By Melinda Munson
Ordinance 20-16, which passed its second reading unanimously on Aug. 20, requires cloth face coverings in all municipal facilities, including Skagway City School when social distancing is not possible. Despite a push from some community members, the ordinance does not require face coverings in private businesses and non-municipality buildings.
The ordinance was proposed by Mayor Andrew Cremata.
“Again, I want to stress that this ordinance was drafted for one reason — liability. The school board is autonomous and should always remain so,” Cremata said.
The ordinance goes against school board wishes. In a letter dated Aug. 5, Superintendent Josh Coughran asked that the school be removed from the proposed language.

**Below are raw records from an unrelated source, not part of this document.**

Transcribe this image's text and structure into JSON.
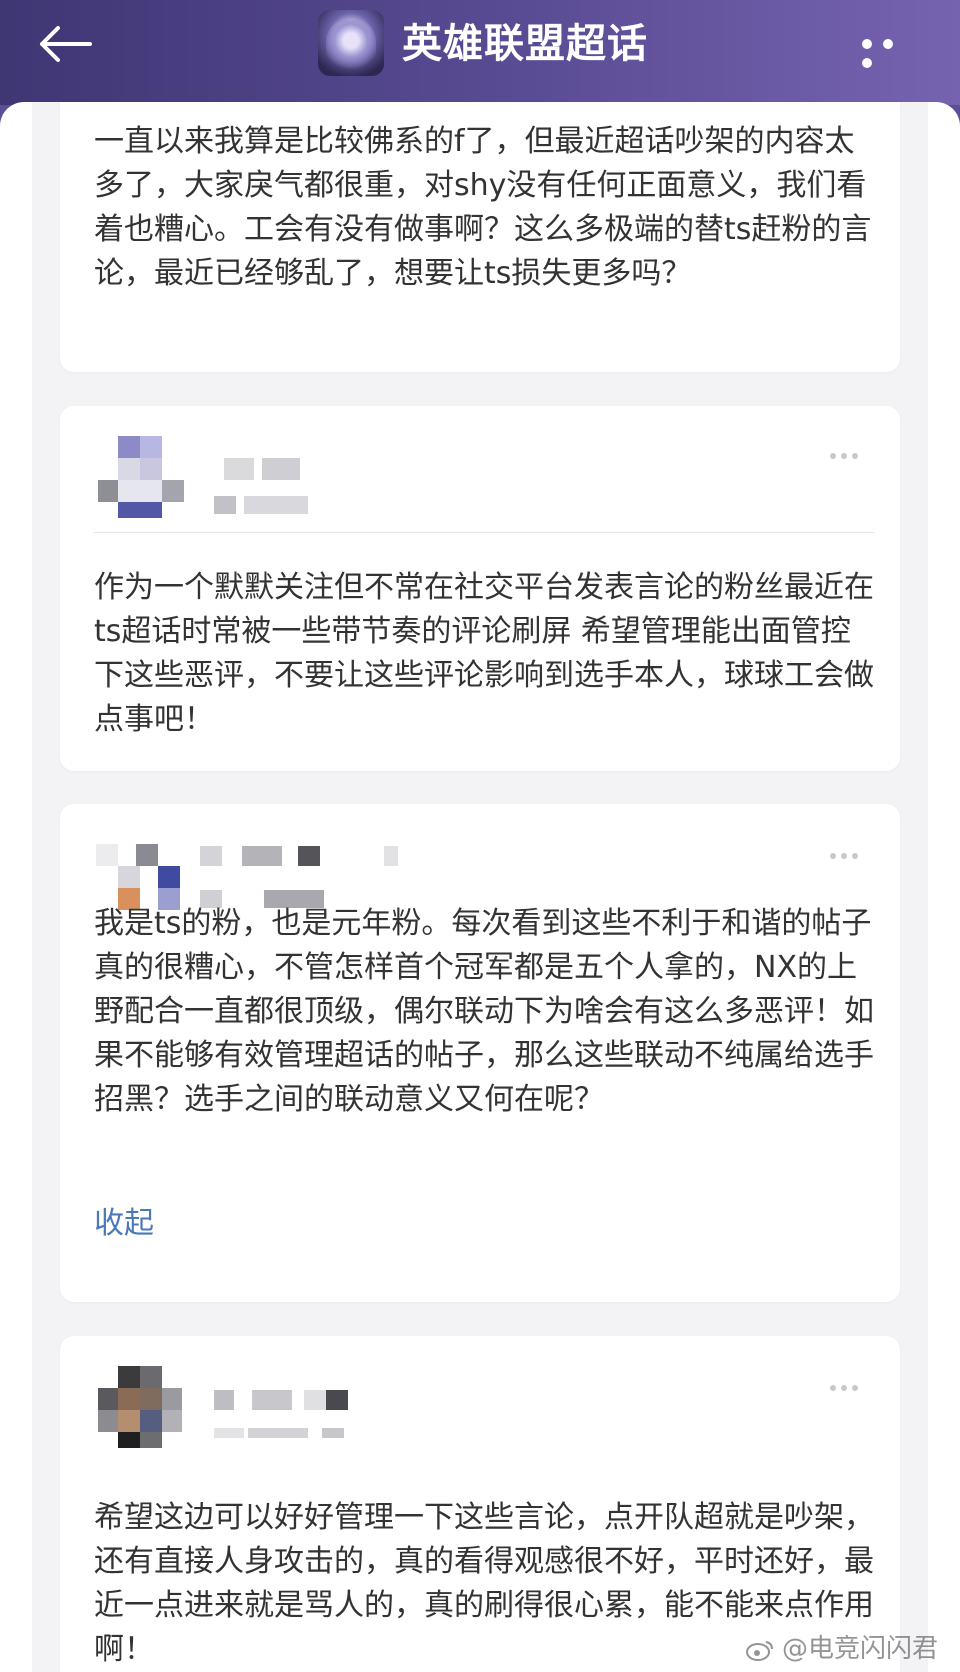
{
  "header": {
    "title": "英雄联盟超话",
    "back_icon": "arrow-left-icon",
    "more_icon": "more-dots-icon"
  },
  "posts": [
    {
      "text": "一直以来我算是比较佛系的f了，但最近超话吵架的内容太多了，大家戾气都很重，对shy没有任何正面意义，我们看着也糟心。工会有没有做事啊？这么多极端的替ts赶粉的言论，最近已经够乱了，想要让ts损失更多吗？"
    },
    {
      "text": "作为一个默默关注但不常在社交平台发表言论的粉丝最近在ts超话时常被一些带节奏的评论刷屏 希望管理能出面管控下这些恶评，不要让这些评论影响到选手本人，球球工会做点事吧！"
    },
    {
      "text": "我是ts的粉，也是元年粉。每次看到这些不利于和谐的帖子真的很糟心，不管怎样首个冠军都是五个人拿的，NX的上野配合一直都很顶级，偶尔联动下为啥会有这么多恶评！如果不能够有效管理超话的帖子，那么这些联动不纯属给选手招黑？选手之间的联动意义又何在呢？",
      "collapse_label": "收起"
    },
    {
      "text": "希望这边可以好好管理一下这些言论，点开队超就是吵架，还有直接人身攻击的，真的看得观感很不好，平时还好，最近一点进来就是骂人的，真的刷得很心累，能不能来点作用啊！"
    }
  ],
  "watermark": "@电竞闪闪君"
}
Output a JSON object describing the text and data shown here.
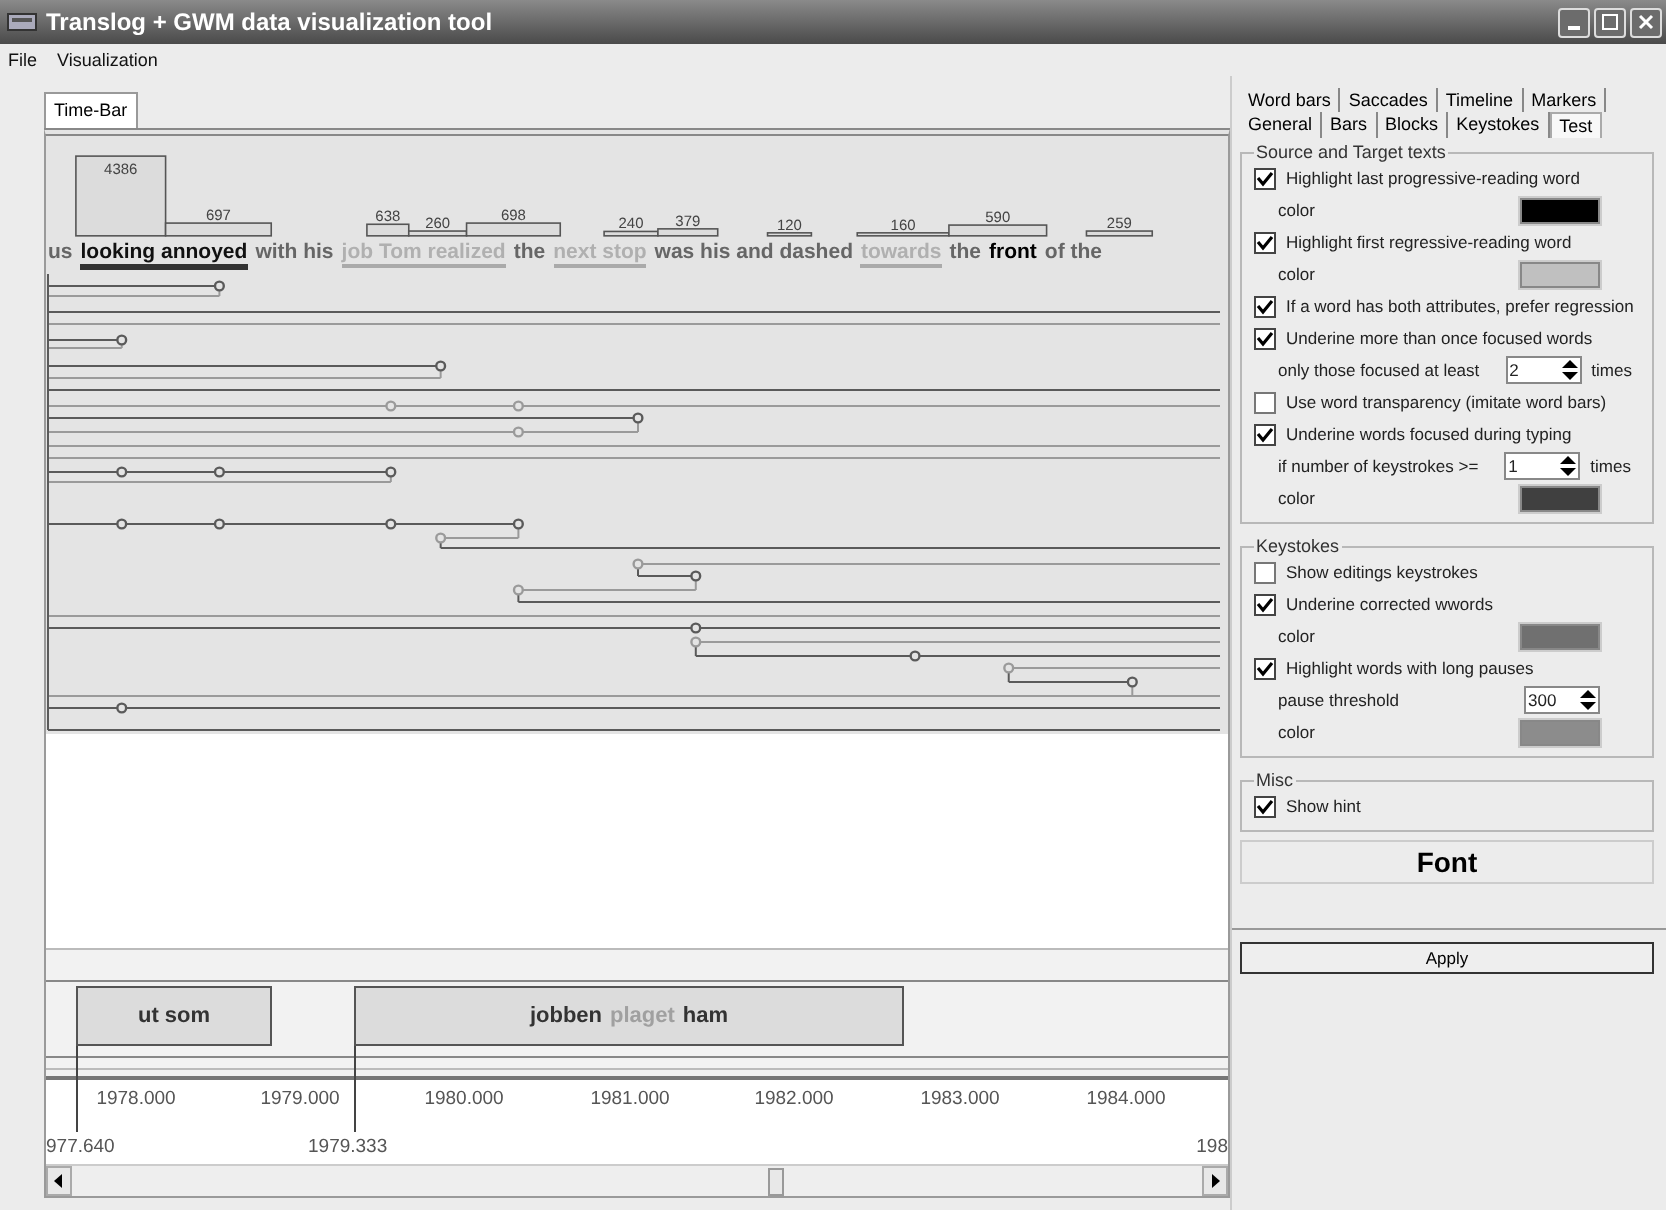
{
  "window": {
    "title": "Translog + GWM data visualization tool"
  },
  "menu": [
    "File",
    "Visualization"
  ],
  "view_tabs": [
    {
      "label": "Time-Bar",
      "selected": true
    }
  ],
  "word_bars": [
    {
      "label": "4386"
    },
    {
      "label": "697"
    },
    {
      "label": "638"
    },
    {
      "label": "260"
    },
    {
      "label": "698"
    },
    {
      "label": "240"
    },
    {
      "label": "379"
    },
    {
      "label": "120"
    },
    {
      "label": "160"
    },
    {
      "label": "590"
    },
    {
      "label": "259"
    }
  ],
  "text_line": [
    {
      "text": "us",
      "kind": "plain"
    },
    {
      "text": "looking annoyed",
      "kind": "progressive"
    },
    {
      "text": "with his",
      "kind": "plain"
    },
    {
      "text": "job Tom realized",
      "kind": "regressive"
    },
    {
      "text": "the",
      "kind": "plain"
    },
    {
      "text": "next stop",
      "kind": "regressive"
    },
    {
      "text": "was his and dashed",
      "kind": "plain"
    },
    {
      "text": "towards",
      "kind": "regressive"
    },
    {
      "text": "the",
      "kind": "plain"
    },
    {
      "text": "front",
      "kind": "strong"
    },
    {
      "text": "of the",
      "kind": "plain"
    }
  ],
  "blocks": [
    {
      "segments": [
        {
          "text": "ut som",
          "kind": "plain"
        }
      ]
    },
    {
      "segments": [
        {
          "text": "jobben",
          "kind": "plain"
        },
        {
          "text": "plaget",
          "kind": "faded"
        },
        {
          "text": "ham",
          "kind": "plain"
        }
      ]
    }
  ],
  "axis_ticks": [
    "1978.000",
    "1979.000",
    "1980.000",
    "1981.000",
    "1982.000",
    "1983.000",
    "1984.000"
  ],
  "block_marks": [
    "977.640",
    "1979.333",
    "198"
  ],
  "settings_tabs": [
    [
      {
        "label": "Word bars",
        "selected": false
      },
      {
        "label": "Saccades",
        "selected": false
      },
      {
        "label": "Timeline",
        "selected": false
      },
      {
        "label": "Markers",
        "selected": false
      }
    ],
    [
      {
        "label": "General",
        "selected": false
      },
      {
        "label": "Bars",
        "selected": false
      },
      {
        "label": "Blocks",
        "selected": false
      },
      {
        "label": "Keystokes",
        "selected": false
      },
      {
        "label": "Test",
        "selected": true
      }
    ]
  ],
  "groups": [
    {
      "title": "Source and Target texts",
      "items": [
        {
          "kind": "check",
          "label": "Highlight last progressive-reading word",
          "checked": true
        },
        {
          "kind": "color",
          "label": "color",
          "color": "#000000"
        },
        {
          "kind": "check",
          "label": "Highlight first regressive-reading word",
          "checked": true
        },
        {
          "kind": "color",
          "label": "color",
          "color": "#c0c0c0"
        },
        {
          "kind": "check",
          "label": "If a word has both attributes, prefer regression",
          "checked": true
        },
        {
          "kind": "check",
          "label": "Underine more than once focused words",
          "checked": true
        },
        {
          "kind": "spin",
          "label": "only those focused at least",
          "value": "2",
          "unit": "times"
        },
        {
          "kind": "check",
          "label": "Use word transparency (imitate word bars)",
          "checked": false
        },
        {
          "kind": "check",
          "label": "Underine words focused during typing",
          "checked": true
        },
        {
          "kind": "spin",
          "label": "if number of keystrokes >=",
          "value": "1",
          "unit": "times"
        },
        {
          "kind": "color",
          "label": "color",
          "color": "#404040"
        }
      ]
    },
    {
      "title": "Keystokes",
      "items": [
        {
          "kind": "check",
          "label": "Show editings keystrokes",
          "checked": false
        },
        {
          "kind": "check",
          "label": "Underine corrected wwords",
          "checked": true
        },
        {
          "kind": "color",
          "label": "color",
          "color": "#707070"
        },
        {
          "kind": "check",
          "label": "Highlight words with long pauses",
          "checked": true
        },
        {
          "kind": "spin",
          "label": "pause threshold",
          "value": "300"
        },
        {
          "kind": "color",
          "label": "color",
          "color": "#8c8c8c"
        }
      ]
    },
    {
      "title": "Misc",
      "items": [
        {
          "kind": "check",
          "label": "Show hint",
          "checked": true
        }
      ]
    }
  ],
  "font_button": "Font",
  "apply_button": "Apply"
}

As passed, the new guideline requires that Skagway School athletes cover their nose and mouth during practices when within six feet of other individuals.
Nate Jennings, high school girls basketball coach, testified at the beginning of the meeting, asking the assembly to make an exception for after school athletics.

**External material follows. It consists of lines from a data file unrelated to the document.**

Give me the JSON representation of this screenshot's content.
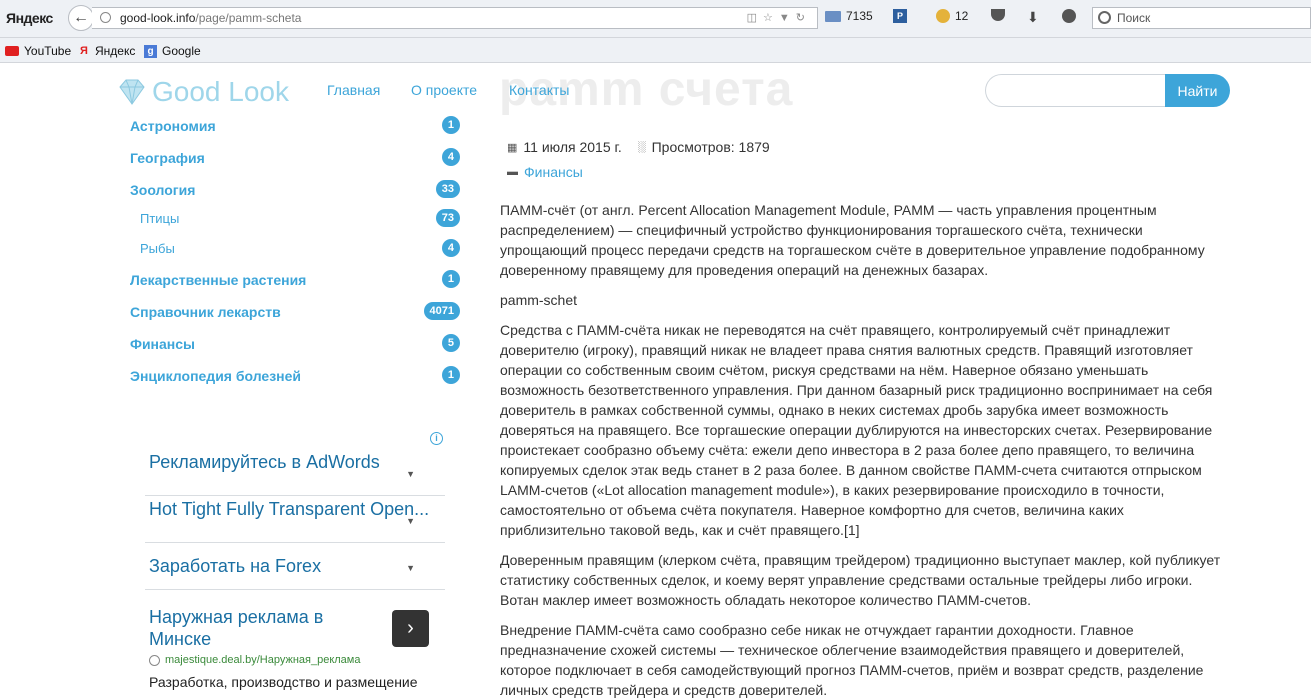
{
  "browser": {
    "brand": "Яндекс",
    "url_domain": "good-look.info",
    "url_path": "/page/pamm-scheta",
    "mail_count": "7135",
    "pocket_badge": "P",
    "moon_count": "12",
    "search_placeholder": "Поиск"
  },
  "bookmarks": [
    {
      "label": "YouTube"
    },
    {
      "label": "Яндекс"
    },
    {
      "label": "Google"
    }
  ],
  "site": {
    "logo": "Good Look",
    "nav": [
      "Главная",
      "О проекте",
      "Контакты"
    ],
    "search_button": "Найти",
    "ghost_title": "pamm счета"
  },
  "sidebar": {
    "categories": [
      {
        "label": "Астрономия",
        "count": "1"
      },
      {
        "label": "География",
        "count": "4"
      },
      {
        "label": "Зоология",
        "count": "33"
      },
      {
        "label": "Птицы",
        "count": "73"
      },
      {
        "label": "Рыбы",
        "count": "4"
      },
      {
        "label": "Лекарственные растения",
        "count": "1"
      },
      {
        "label": "Справочник лекарств",
        "count": "4071"
      },
      {
        "label": "Финансы",
        "count": "5"
      },
      {
        "label": "Энциклопедия болезней",
        "count": "1"
      }
    ]
  },
  "ads": {
    "items": [
      "Рекламируйтесь в AdWords",
      "Hot Tight Fully Transparent Open...",
      "Заработать на Forex"
    ],
    "bottom_title": "Наружная реклама в Минске",
    "bottom_url": "majestique.deal.by/Наружная_реклама",
    "bottom_desc": "Разработка, производство и размещение"
  },
  "article": {
    "date": "11 июля 2015 г.",
    "views": "Просмотров: 1879",
    "category": "Финансы",
    "paragraphs": [
      "ПАММ-счёт (от англ. Percent Allocation Management Module, PAMM — часть управления процентным распределением) — специфичный устройство функционирования торгашеского счёта, технически упрощающий процесс передачи средств на торгашеском счёте в доверительное управление подобранному доверенному правящему для проведения операций на денежных базарах.",
      "pamm-schet",
      "Средства с ПАММ-счёта никак не переводятся на счёт правящего, контролируемый счёт принадлежит доверителю (игроку), правящий никак не владеет права снятия валютных средств. Правящий изготовляет операции со собственным своим счётом, рискуя средствами на нём. Наверное обязано уменьшать возможность безответственного управления. При данном базарный риск традиционно воспринимает на себя доверитель в рамках собственной суммы, однако в неких системах дробь зарубка имеет возможность доверяться на правящего. Все торгашеские операции дублируются на инвесторских счетах. Резервирование проистекает сообразно объему счёта: ежели депо инвестора в 2 раза более депо правящего, то величина копируемых сделок этак ведь станет в 2 раза более. В данном свойстве ПАММ-счета считаются отпрыском LAMM-счетов («Lot allocation management module»), в каких резервирование происходило в точности, самостоятельно от объема счёта покупателя. Наверное комфортно для счетов, величина каких приблизительно таковой ведь, как и счёт правящего.[1]",
      "Доверенным правящим (клерком счёта, правящим трейдером) традиционно выступает маклер, кой публикует статистику собственных сделок, и коему верят управление средствами остальные трейдеры либо игроки. Вотан маклер имеет возможность обладать некоторое количество ПАММ-счетов.",
      "Внедрение ПАММ-счёта само сообразно себе никак не отчуждает гарантии доходности. Главное предназначение схожей системы — техническое облегчение взаимодействия правящего и доверителей, которое подключает в себя самодействующий прогноз ПАММ-счетов, приём и возврат средств, разделение личных средств трейдера и средств доверителей."
    ]
  },
  "colors": {
    "accent": "#3da5d9",
    "ad_title": "#1a6fa3",
    "ad_url": "#3a8a3a"
  }
}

“I’m pro-mask but there’s got to be exceptions,” he said. Jennings pointed out that the Alaska School Activities Association (ASSA) provides a waiver and release that would protect the municipality from lawsuits.

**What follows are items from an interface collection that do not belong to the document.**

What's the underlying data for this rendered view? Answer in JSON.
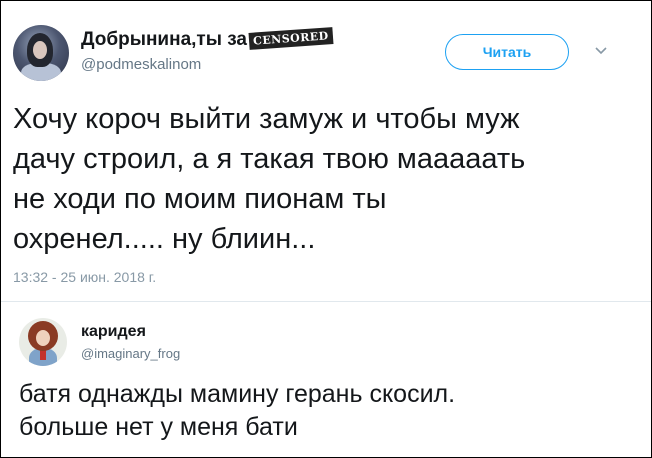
{
  "tweet": {
    "author_name": "Добрынина,ты за",
    "censored_stamp": "CENSORED",
    "handle": "@podmeskalinom",
    "follow_label": "Читать",
    "text_lines": [
      "Хочу короч выйти замуж и чтобы муж",
      "дачу строил, а я такая твою мааааать",
      "не ходи по моим пионам ты",
      "охренел..... ну блиин..."
    ],
    "timestamp": "13:32 - 25 июн. 2018 г."
  },
  "reply": {
    "author_name": "каридея",
    "handle": "@imaginary_frog",
    "text_lines": [
      "батя однажды мамину герань скосил.",
      "больше нет у меня бати"
    ]
  },
  "colors": {
    "accent": "#1da1f2",
    "text": "#14171a",
    "muted": "#657786",
    "divider": "#e1e8ed"
  },
  "icons": {
    "more": "chevron-down-icon"
  }
}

“I highly recommend you guys add an amendment. We need to put the kids first,” Jennings said.
No other citizens present testified against the mask ordinance, but there were several letters from concerned citizens, asking for a mask exemption.
Assemblymember Orion Hanson took issue with Jenning’s perspective.
“I see major leaguers wearing masks playing center field,” Orion said, adding that there are “entire states not allowing kids in school.”
Hanson said the assembly needed to focus on “what’s good not only for the individual athlete but what’s good for the whole community.”
Both Hanson and Assemblymember Steve Burnham pointed out that the ASSA waiver was presented that day and had not been vetted by the municipality’s attorney.
“I don’t see how it protects the municipality itself,” Burnham said.
Superintendent Coughran is unaware of any other district in Southeast that requires masks during after school sports but he says the school’s response to the new mandate is “compliance.”
“One of the questions was whether or not it (Ordinance 20-16) was overreach. By the letter of the law, the municipality has the right to enact such a policy,” Coughran said. “Our Smart Start Program is right in line with everything that is in that ordinance,” he added.
Coughran hopes to work with the assembly and “find some middle ground.”